The MOMA (Modeling integrated nano structured energetic Materials) PUF project, based on a partnership between University of Texas at Dallas and the Centre National de la Recherche Scientifique, has led to significant discoveries relating to the modelling of energetic materials, a new international lab focusing on nanotechnology, and gathered a team of 16 French and American faculty members and 26 students.
The project was coordinated by Dr. Alain Estève, Researcher at the Laboratory for Analysis and Architecture of Systems (LAAS), a CNRS research unit in Toulouse, France, and by Dr. Yves Chabal, who is Professor of Materials Science, director of the Laboratory for Surface and Nanostructure Modification (LSNM) and Head of the department of Material Sciences and Engineering at the University of Texas at Dallas. Since its inception in 2009, MOMA has united an interdisciplinary group of 42 French and American chemists, physicists, material scientists, and electrical engineers from CNRS-University of Toulouse, UT Dallas, and University of Southern California to launch new research platforms for nanotechnology in the 21st century.
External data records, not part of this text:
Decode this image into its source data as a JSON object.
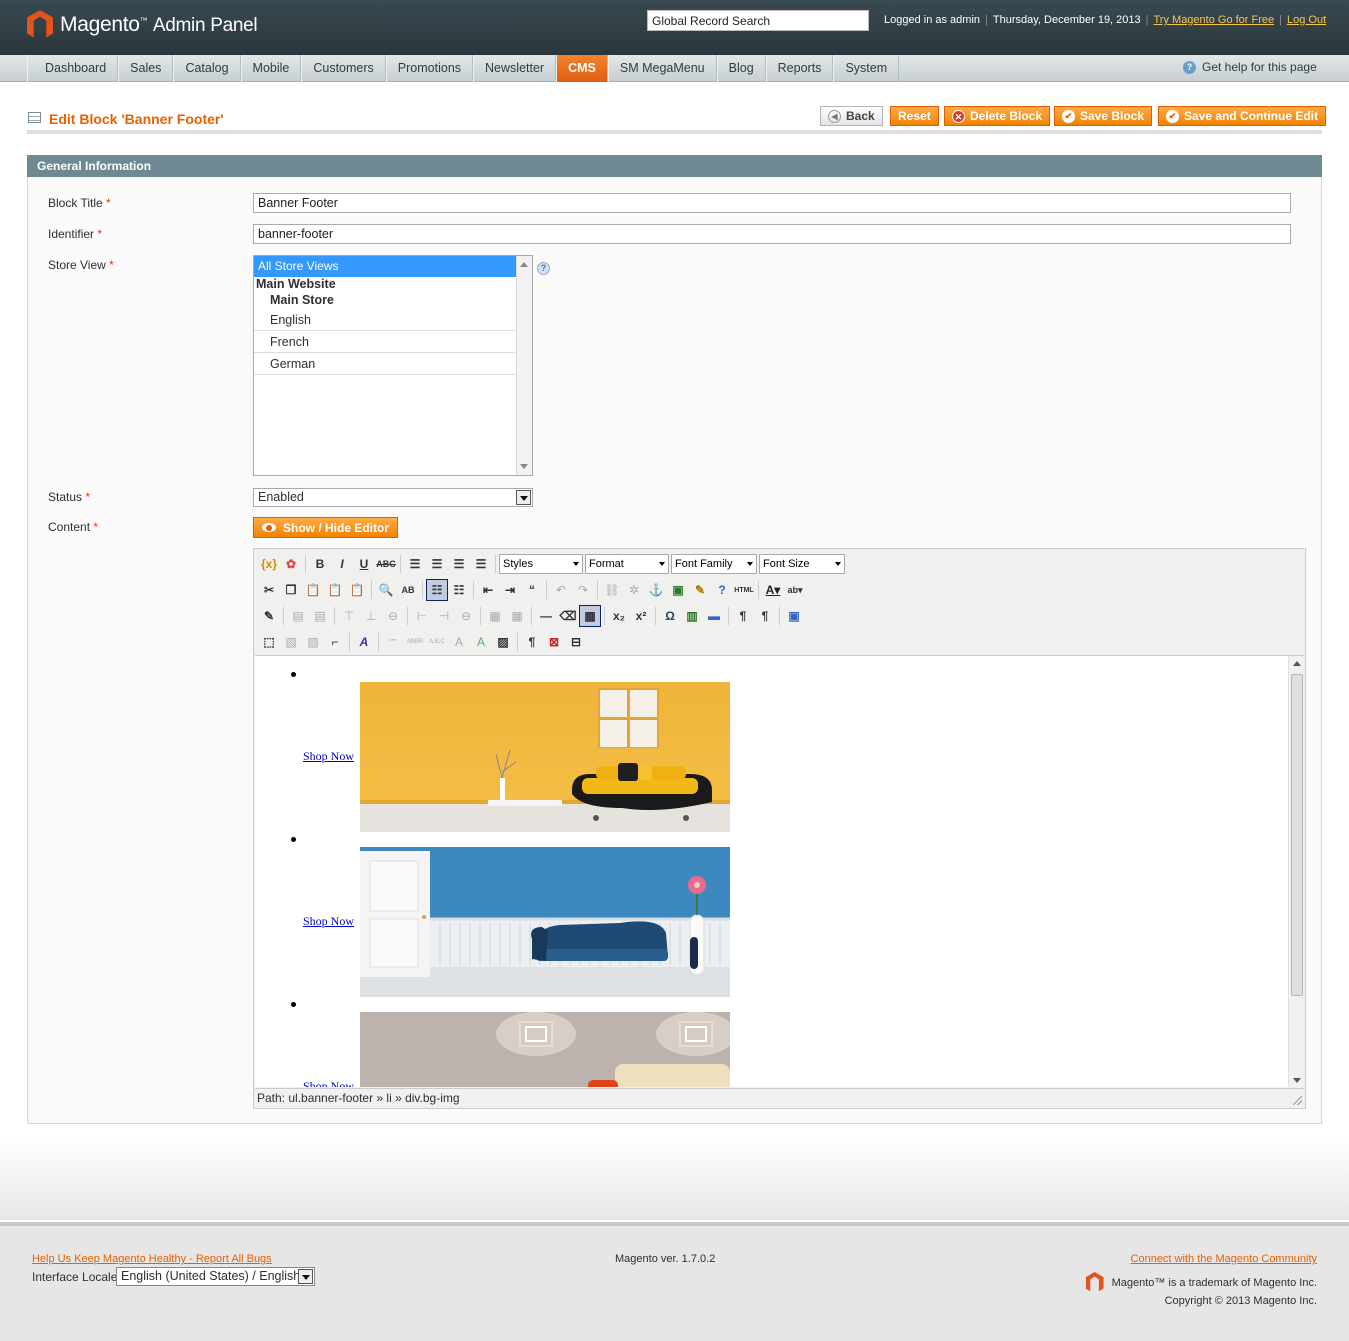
{
  "header": {
    "logo_main": "Magento",
    "logo_sub": "Admin Panel",
    "search_value": "Global Record Search",
    "logged_in": "Logged in as admin",
    "date": "Thursday, December 19, 2013",
    "try_link": "Try Magento Go for Free",
    "logout": "Log Out"
  },
  "nav": {
    "items": [
      "Dashboard",
      "Sales",
      "Catalog",
      "Mobile",
      "Customers",
      "Promotions",
      "Newsletter",
      "CMS",
      "SM MegaMenu",
      "Blog",
      "Reports",
      "System"
    ],
    "active": "CMS",
    "help": "Get help for this page"
  },
  "page": {
    "title": "Edit Block 'Banner Footer'",
    "buttons": {
      "back": "Back",
      "reset": "Reset",
      "delete": "Delete Block",
      "save": "Save Block",
      "save_continue": "Save and Continue Edit"
    }
  },
  "form": {
    "section_title": "General Information",
    "block_title_label": "Block Title",
    "block_title_value": "Banner Footer",
    "identifier_label": "Identifier",
    "identifier_value": "banner-footer",
    "store_view_label": "Store View",
    "store_views": {
      "selected": "All Store Views",
      "website": "Main Website",
      "store": "Main Store",
      "views": [
        "English",
        "French",
        "German"
      ]
    },
    "status_label": "Status",
    "status_value": "Enabled",
    "content_label": "Content",
    "show_hide": "Show / Hide Editor",
    "required": "*"
  },
  "editor": {
    "selects": {
      "styles": "Styles",
      "format": "Format",
      "font_family": "Font Family",
      "font_size": "Font Size"
    },
    "links": [
      "Shop Now",
      "Shop Now",
      "Shop Now"
    ],
    "path": "Path: ul.banner-footer » li » div.bg-img"
  },
  "footer": {
    "bugs": "Help Us Keep Magento Healthy - Report All Bugs",
    "locale_label": "Interface Locale:",
    "locale_value": "English (United States) / English",
    "version": "Magento ver. 1.7.0.2",
    "connect": "Connect with the Magento Community",
    "trademark": "Magento™ is a trademark of Magento Inc.",
    "copyright": "Copyright © 2013 Magento Inc."
  },
  "colors": {
    "accent": "#eb5e00",
    "nav_active": "#f18200",
    "header_bg": "#2f3c42",
    "section_head": "#6f8992",
    "link": "#0000cc"
  }
}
PUF funding from 2009-2013 allowed for this transatlantic exchange around research and education and has also supported much international travel essential to the partnership. Twelve members of the teams embarked on international exchanges that enhanced collaboration, and allowed them to perform experiments and produce publications as a cohesive group.
The partnership has already produced five international joint publications, with one in Nature Materials and another in ACS Applied Materials & Interfaces. MOMA also received a Chateaubriand grant from the French Embassy. One of the main outcomes of this partnership is the creation of ATLAB (Atomically Precise Nano-Engineering Laboratory), an International Associated Laboratory (CNRS program), in 2013. This “laboratory without walls” will help the teams pursue their joint nanotechnology research in order to shed light on the possibilities for expansion of nanoenergetic systems.
Their collaboration will also be supported through a competitive NSF-ANR grant, which will allow the teams to push their important work on nonlaminate reactive interfaces forward.